In a letter sent to Secretary Duncan last July, NCSD noted that while the Department of Education has included preferences for diversity within some grant programs, in practice, the department has “consistently underemphasized” these incentives. Many grants still make no mention of diversity at all, and in cases where they do, officials tend to weigh other competitive priorities far more heavily, rendering the modest diversity incentives ineffective. For example, in one grant, applicants could earn an additional five points if their school was diverse, but applicants could earn twice as many bonus points if their school would serve a high-poverty student population

The only federal education initiative to significantly emphasize integration is the Magnet School Assistance Program (MSAP), a program first launched in 1976. However MSAP has limited impact today due to the small amount of federal funding it receives. Even though charters are far more likely than magnets to exacerbate segregation, the department gave MSAP $91.6 million in 2014, compared to the $248.2 million it gave the Charter Schools Program.

Advocates have not given up. Next month in D.C., the NCSD will be hosting a national two-day conference, bringing together scholars, educators, parents, students, and policymakers to continue, “building the movement for diversity, equity, and inclusion.” John King will be speaking on a panel there about the progress they’ve made, and further challenges they face on the federal level. NCSD hopes that King’s new role at the Department of Education will motivate the government to take integration efforts more seriously. The department’s press secretary, Dorie Nolt, told The American Prospect that “we’ve taken meaningful steps, and we want to do more.”

Yet this administration has fewer than 18 months left.

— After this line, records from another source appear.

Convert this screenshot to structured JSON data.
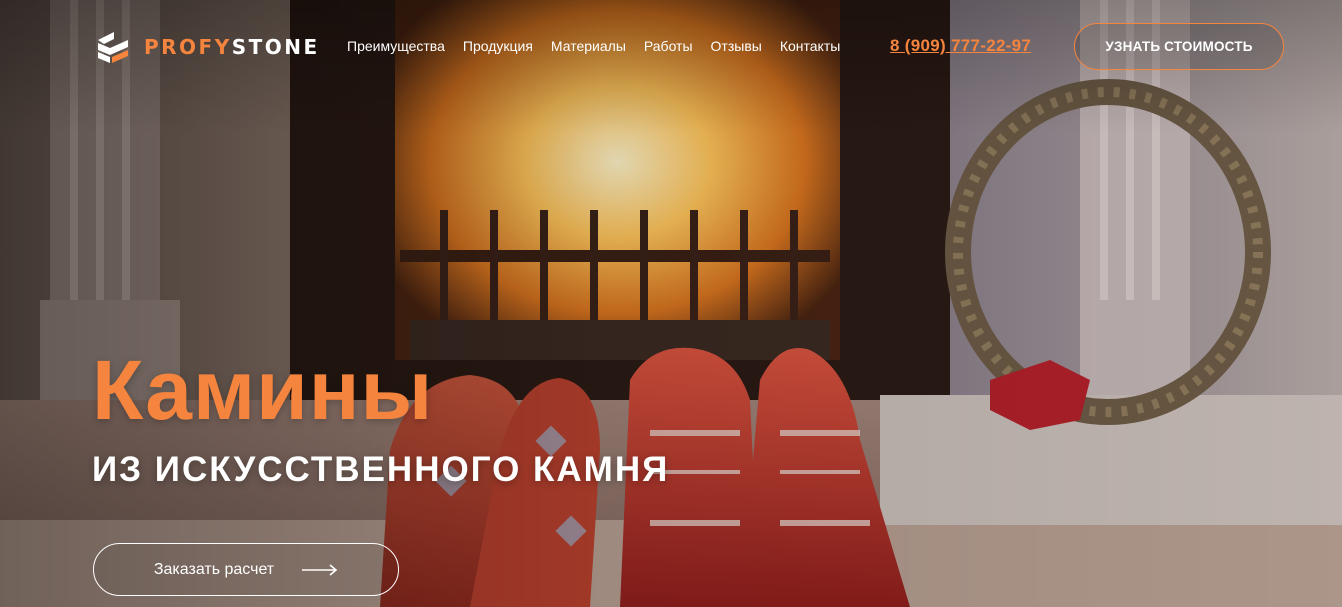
{
  "header": {
    "logo": {
      "accent": "PROFY",
      "rest": "STONE",
      "icon": "stone-logo-icon"
    },
    "nav": [
      {
        "label": "Преимущества"
      },
      {
        "label": "Продукция"
      },
      {
        "label": "Материалы"
      },
      {
        "label": "Работы"
      },
      {
        "label": "Отзывы"
      },
      {
        "label": "Контакты"
      }
    ],
    "phone": "8 (909) 777-22-97",
    "cta_label": "УЗНАТЬ СТОИМОСТЬ"
  },
  "hero": {
    "title": "Камины",
    "subtitle": "ИЗ ИСКУССТВЕННОГО КАМНЯ",
    "order_button_label": "Заказать расчет",
    "order_button_icon": "arrow-right-icon"
  },
  "colors": {
    "accent": "#f5843e",
    "text": "#ffffff"
  }
}
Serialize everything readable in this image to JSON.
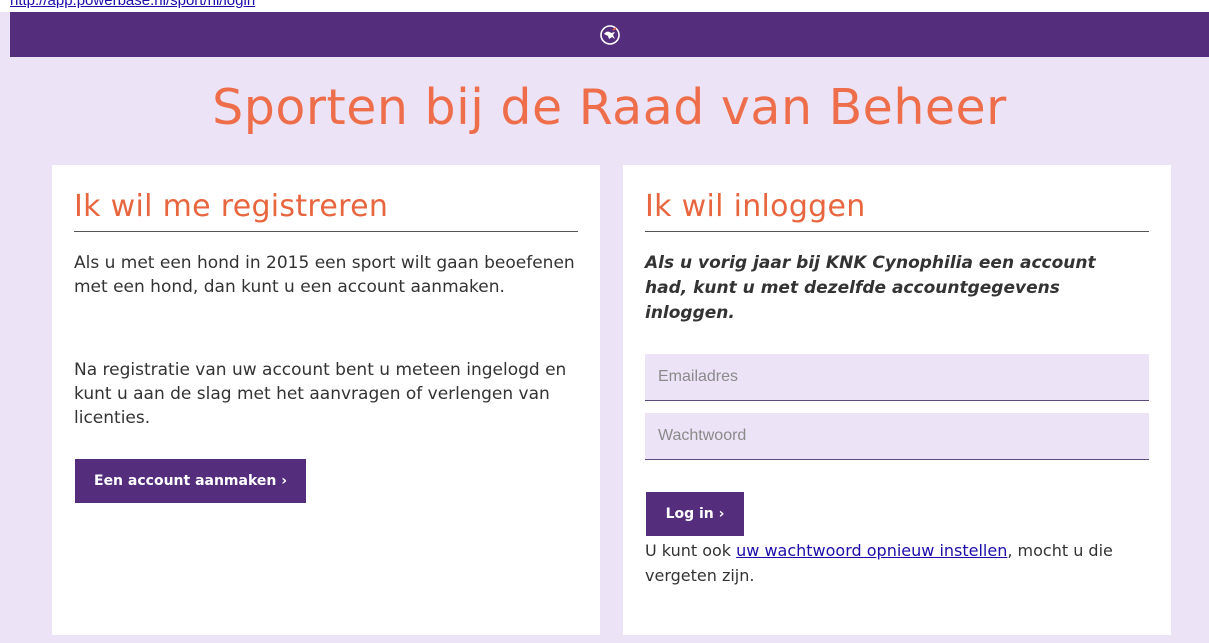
{
  "top_link": {
    "text": "http://app.powerbase.nl/sport/nl/login"
  },
  "header": {
    "logo_icon": "dog-logo-icon"
  },
  "page": {
    "title": "Sporten bij de Raad van Beheer"
  },
  "register": {
    "title": "Ik wil me registreren",
    "paragraph1": "Als u met een hond in 2015 een sport wilt gaan beoefenen met een hond, dan kunt u een account aanmaken.",
    "paragraph2": "Na registratie van uw account bent u meteen ingelogd en kunt u aan de slag met het aanvragen of verlengen van licenties.",
    "button_label": "Een account aanmaken ›"
  },
  "login": {
    "title": "Ik wil inloggen",
    "intro": "Als u vorig jaar bij KNK Cynophilia een account had, kunt u met dezelfde accountgegevens inloggen.",
    "email_placeholder": "Emailadres",
    "email_value": "",
    "password_placeholder": "Wachtwoord",
    "password_value": "",
    "button_label": "Log in ›",
    "help_prefix": "U kunt ook ",
    "help_link": "uw wachtwoord opnieuw instellen",
    "help_suffix": ", mocht u die vergeten zijn."
  },
  "colors": {
    "brand_purple": "#542e7d",
    "accent_orange": "#ee6e4c",
    "page_background": "#ece4f6",
    "link_blue": "#1a0dab"
  }
}
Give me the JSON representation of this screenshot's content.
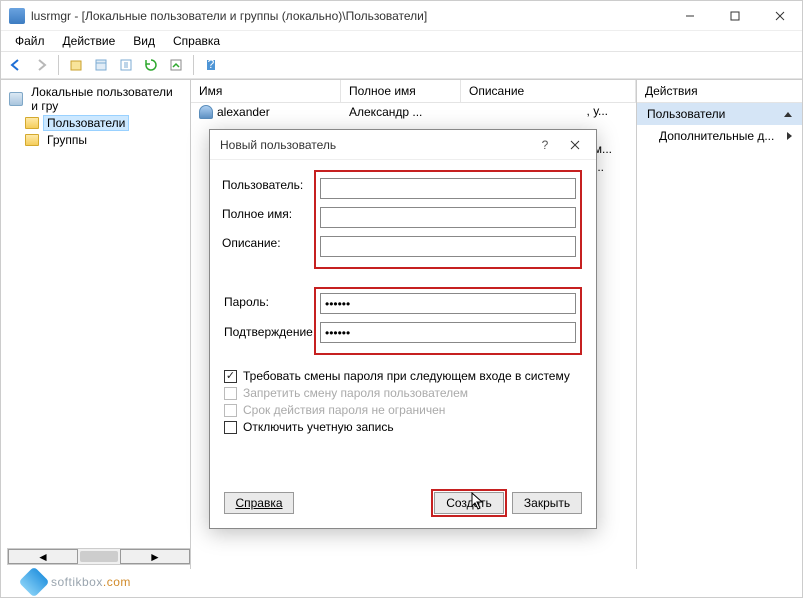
{
  "window": {
    "title": "lusrmgr - [Локальные пользователи и группы (локально)\\Пользователи]"
  },
  "menu": {
    "file": "Файл",
    "action": "Действие",
    "view": "Вид",
    "help": "Справка"
  },
  "tree": {
    "root": "Локальные пользователи и гру",
    "users": "Пользователи",
    "groups": "Группы"
  },
  "list": {
    "col_name": "Имя",
    "col_fullname": "Полное имя",
    "col_desc": "Описание",
    "rows": [
      {
        "name": "alexander",
        "full": "Александр ...",
        "desc": ""
      }
    ],
    "partial1": ", у...",
    "partial2": "дм...",
    "partial3": "а ..."
  },
  "actions": {
    "header": "Действия",
    "section": "Пользователи",
    "more": "Дополнительные д..."
  },
  "dialog": {
    "title": "Новый пользователь",
    "user": "Пользователь:",
    "fullname": "Полное имя:",
    "desc": "Описание:",
    "password": "Пароль:",
    "confirm": "Подтверждение:",
    "pw_value": "••••••",
    "chk_mustchange": "Требовать смены пароля при следующем входе в систему",
    "chk_cantchange": "Запретить смену пароля пользователем",
    "chk_neverexpire": "Срок действия пароля не ограничен",
    "chk_disabled": "Отключить учетную запись",
    "btn_help": "Справка",
    "btn_create": "Создать",
    "btn_close": "Закрыть"
  },
  "watermark": {
    "text1": "softikbox",
    "text2": ".com"
  }
}
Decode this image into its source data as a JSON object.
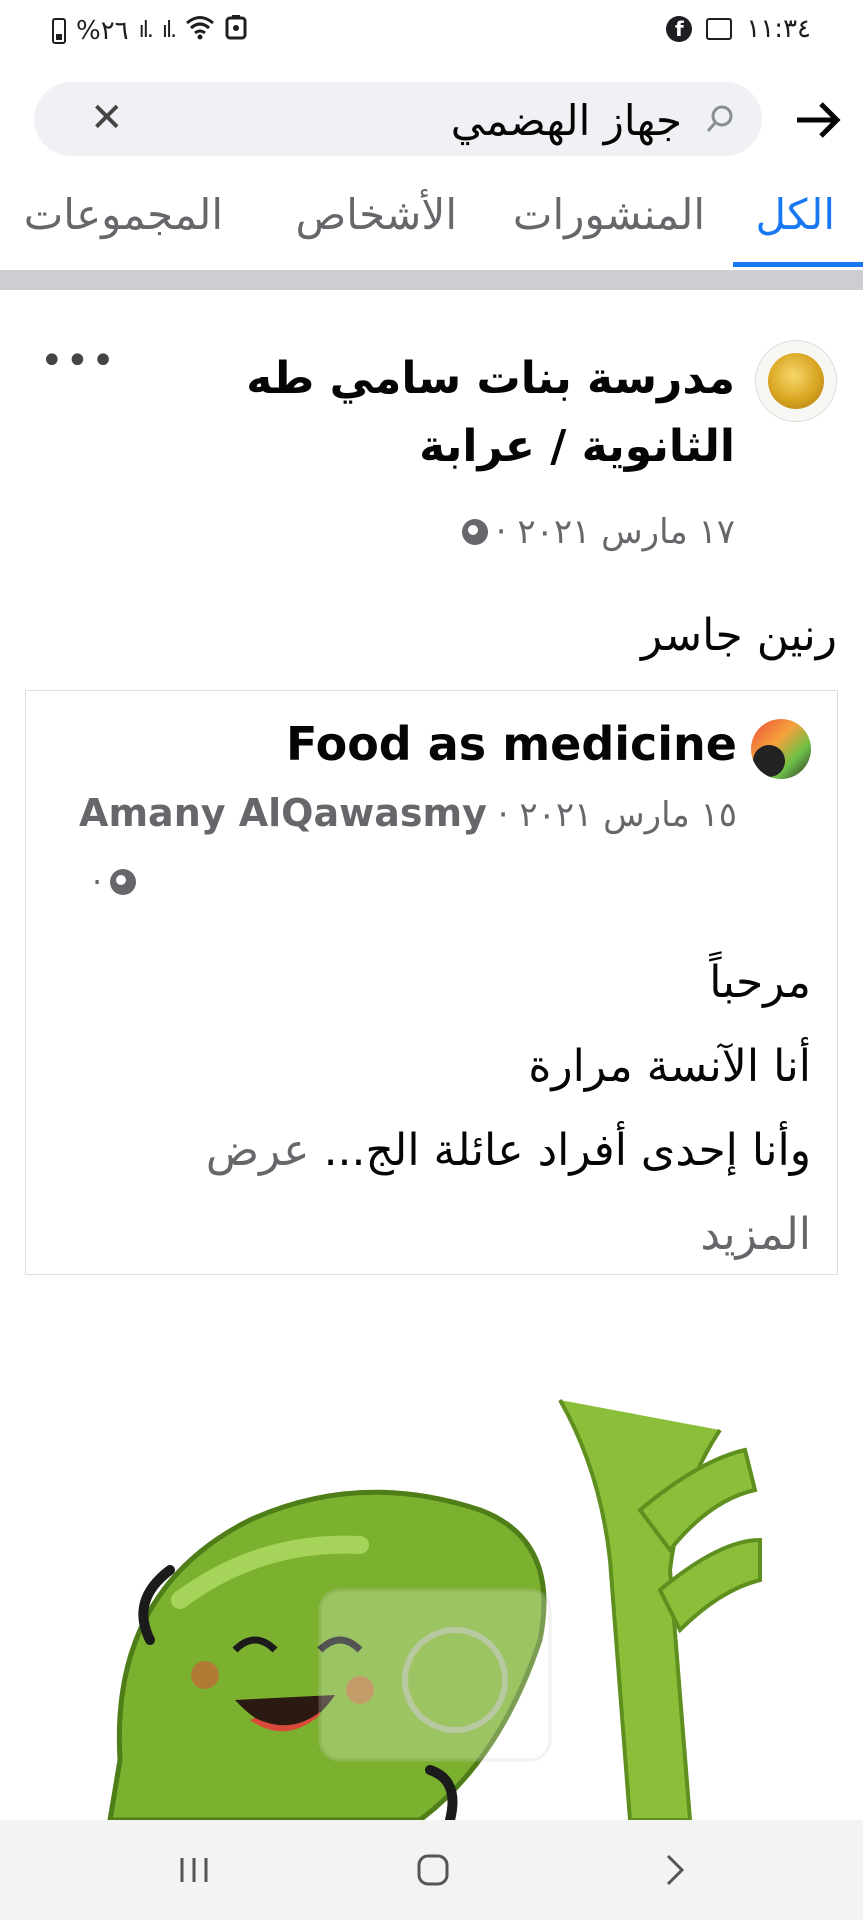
{
  "status_bar": {
    "time": "١١:٣٤",
    "battery": "%٢٦"
  },
  "search": {
    "query": "جهاز الهضمي"
  },
  "tabs": [
    {
      "label": "الكل",
      "active": true
    },
    {
      "label": "المنشورات",
      "active": false
    },
    {
      "label": "الأشخاص",
      "active": false
    },
    {
      "label": "المجموعات",
      "active": false
    }
  ],
  "post": {
    "page_name": "مدرسة بنات سامي طه الثانوية / عرابة",
    "date": "١٧ مارس ٢٠٢١ ·",
    "text": "رنين جاسر",
    "shared": {
      "name": "Food as medicine",
      "date": "١٥ مارس ٢٠٢١ ·",
      "author": "Amany AlQawasmy",
      "meta_suffix": "·",
      "text_lines": [
        "مرحباً",
        "أنا الآنسة مرارة",
        "وأنا إحدى أفراد عائلة الج..."
      ],
      "see_more": "عرض المزيد"
    }
  },
  "colors": {
    "accent": "#1877f2",
    "muted": "#65676b"
  }
}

And the next secretary of education could quite easily end even the modest progress that NCSD has fought for. “Promoting voluntary school integration is an area where the department has a lot of leeway to act on its own, in terms of trying to encourage state and local governments to prioritize diversity,” said Tegeler. “But that also means the next department has a lot of leeway to not act.”